How can anyone trust a word of Mr Flanagan’s vacuous report if everyone (including him) believes he can no longer be trusted to do the job?
It is a surreal turn of events in the relatively short, four-year history of the SPA, but the entire episode mirrors the wider story of Scottish policing since 2013: the loss of public confidence in an institution of huge importance.
In May, Miss Ali publicly gave evidence about her experience to MSPs, who believed her account, and launched an all-out assault on Mr Flanagan.
Mr Flanagan didn’t help matters by apologising to Miss Ali only about an hour before a parliamentary committee probing the fiasco — and only after she had threatened to launch legal action against the SPA.
In the midst of the political firestorm, one SPA board member, SNP councillor Graham Houston, even criticised the ‘appalling’ conduct of Holyrood’s public audit committee, which had earlier complained about Mr Flanagan’s ‘inappropriate’ behaviour.
Mr Flanagan is believed to have quit after learning of the content of a forthcoming report by Her Majesty’s Inspectorate of Constabulary in Scotland (HMICS), which is thought to contain a devastating analysis of the SPA’s poor performance.
In reality, the writing was on the wall long before then — and it was ignored by Mr Flanagan, who was previously at the helm of Scottish Media Group (in this role, he once sacked DJ Chris Evans after the presenter went AWOL on a drinking spree).
For former chartered accountant Mr Flanagan, policing was a ‘people-driven business’ which was too reliant on costly manpower (officers) and the ‘fixed estate’ (police stations).
He was hired in September 2015 to bring stability to the organisation after his predecessor, Vic Emery, was forced out by an internal revolt — Mr Emery now chairs Zero Waste Scotland, a taxpayer-funded environmental charity.
Miss Ali recently alleged that Mr Emery, former head of Edinburgh’s calamitous trams project, had called her a ‘one-trick diversity pony’ during a job appraisal.
This was said to be a description of her by HMICS boss Derek Penman — a claim Mr Penman strongly denied.

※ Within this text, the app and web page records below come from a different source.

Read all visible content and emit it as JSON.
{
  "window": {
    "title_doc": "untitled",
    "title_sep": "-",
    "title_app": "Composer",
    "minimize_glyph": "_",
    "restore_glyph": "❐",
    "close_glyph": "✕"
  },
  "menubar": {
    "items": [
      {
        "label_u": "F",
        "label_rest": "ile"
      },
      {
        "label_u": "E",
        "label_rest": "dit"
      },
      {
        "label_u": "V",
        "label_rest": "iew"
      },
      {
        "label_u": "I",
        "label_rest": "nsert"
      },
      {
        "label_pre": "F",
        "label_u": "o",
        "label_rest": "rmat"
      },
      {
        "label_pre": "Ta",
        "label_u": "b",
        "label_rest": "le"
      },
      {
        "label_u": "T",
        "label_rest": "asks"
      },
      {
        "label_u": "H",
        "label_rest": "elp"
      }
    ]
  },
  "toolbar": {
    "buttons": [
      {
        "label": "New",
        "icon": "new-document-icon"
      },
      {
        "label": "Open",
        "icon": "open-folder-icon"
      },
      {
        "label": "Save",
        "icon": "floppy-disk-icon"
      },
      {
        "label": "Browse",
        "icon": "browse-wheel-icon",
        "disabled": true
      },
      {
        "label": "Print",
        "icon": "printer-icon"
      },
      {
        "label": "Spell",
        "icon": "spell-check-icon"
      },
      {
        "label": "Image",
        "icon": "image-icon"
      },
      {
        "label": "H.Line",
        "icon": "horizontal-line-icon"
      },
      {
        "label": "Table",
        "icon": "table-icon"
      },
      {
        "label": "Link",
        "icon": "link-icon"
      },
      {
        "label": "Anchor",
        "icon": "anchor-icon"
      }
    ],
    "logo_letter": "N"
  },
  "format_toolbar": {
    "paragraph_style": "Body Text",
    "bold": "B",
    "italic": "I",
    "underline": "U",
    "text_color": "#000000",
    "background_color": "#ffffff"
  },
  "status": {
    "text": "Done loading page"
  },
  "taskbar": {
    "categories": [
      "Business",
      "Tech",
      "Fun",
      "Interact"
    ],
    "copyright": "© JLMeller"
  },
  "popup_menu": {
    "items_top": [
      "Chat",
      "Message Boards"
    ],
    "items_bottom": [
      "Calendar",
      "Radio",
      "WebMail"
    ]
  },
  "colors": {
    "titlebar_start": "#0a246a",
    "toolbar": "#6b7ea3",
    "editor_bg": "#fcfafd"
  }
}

Mr Emery has not commented and it seems all records have been shredded.
When Mr Flanagan was appointed, Justice Secretary Michael Matheson said ‘recent incidents have knocked confidence in policing and it is vital we address that’.

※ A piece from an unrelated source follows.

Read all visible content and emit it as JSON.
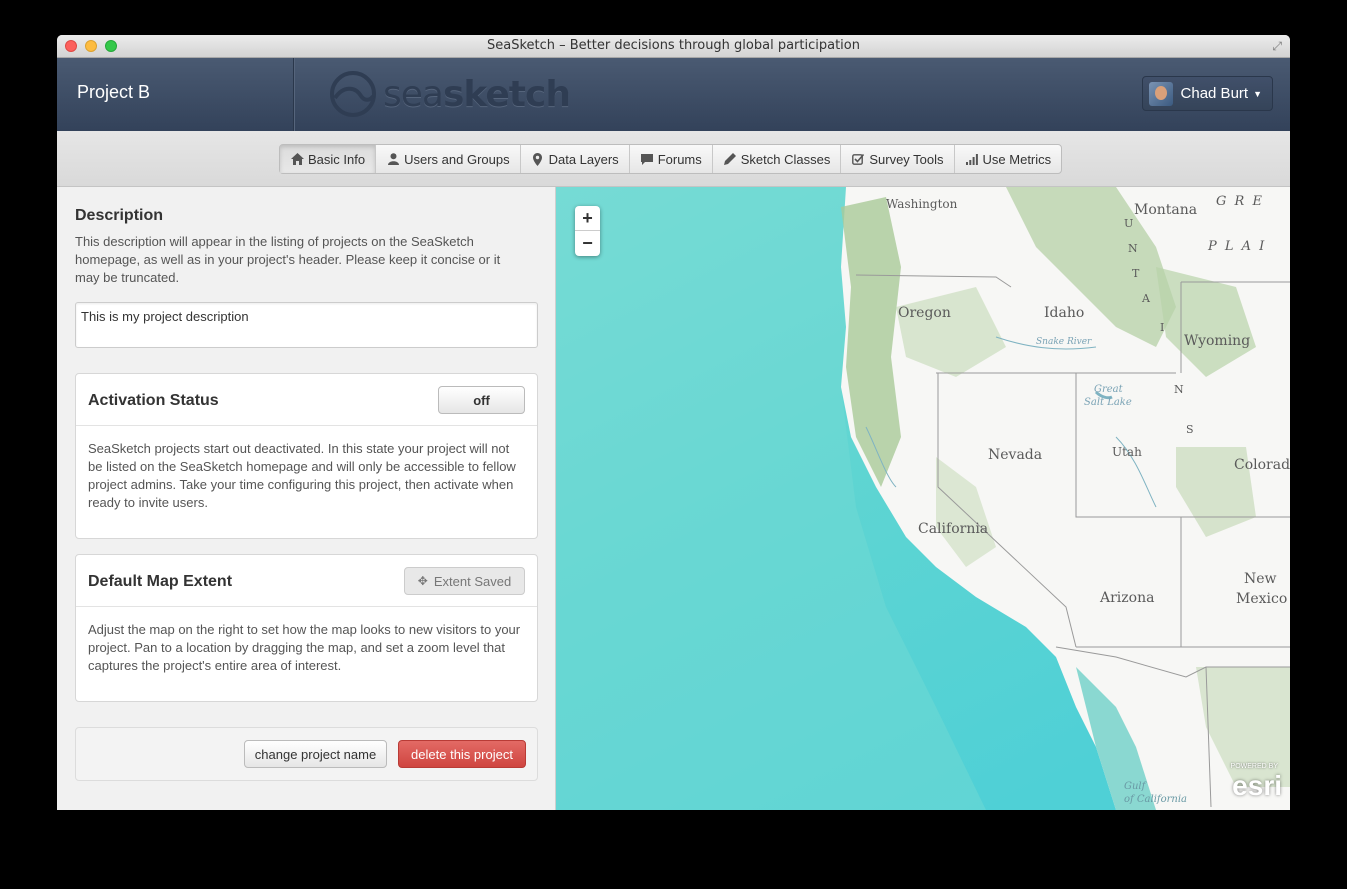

All of this matters because the SPA is meant to be guiding the police service through financial turmoil, and leading it into a new future as part of a process known as ‘Policing 2026’.
This is aimed at mapping the future of policing over the next decade — and will lead to the loss of up to 400 officers.
Indeed, the final report on Policing 2026 will be submitted to the Scottish Government soon and will be discussed at the SPA meeting on Thursday — chaired by Mr Flanagan. Just the man to spearhead such vital reform…
But really this saga — which has turned police scrutiny into a laughing-stock — is about political cowardice.
The truth is that Mr Matheson could have put Mr Flanagan out of his misery before now.
But he didn’t act, because he feared it would be politically damaging to the SNP prior to the General Election.
It was also convenient for low-profile Mr Matheson to leave Mr Flanagan and the SPA to soak up public and political criticism of policing.
The creation of the single force was a botched political experiment by the Nationalists — but they have never had the courage to admit their mistake.
Mr Matheson’s decision to let the Flanagan farce drag on for months must have been approved by Nicola Sturgeon, who knew a reminder of her Government’s shambolic police reform would be electorally damaging.
Yet again, the SNP has cynically put party political advantage ahead of the robust scrutiny of policing — and in the process has done irreparable damage to the reputation of our most prized public service.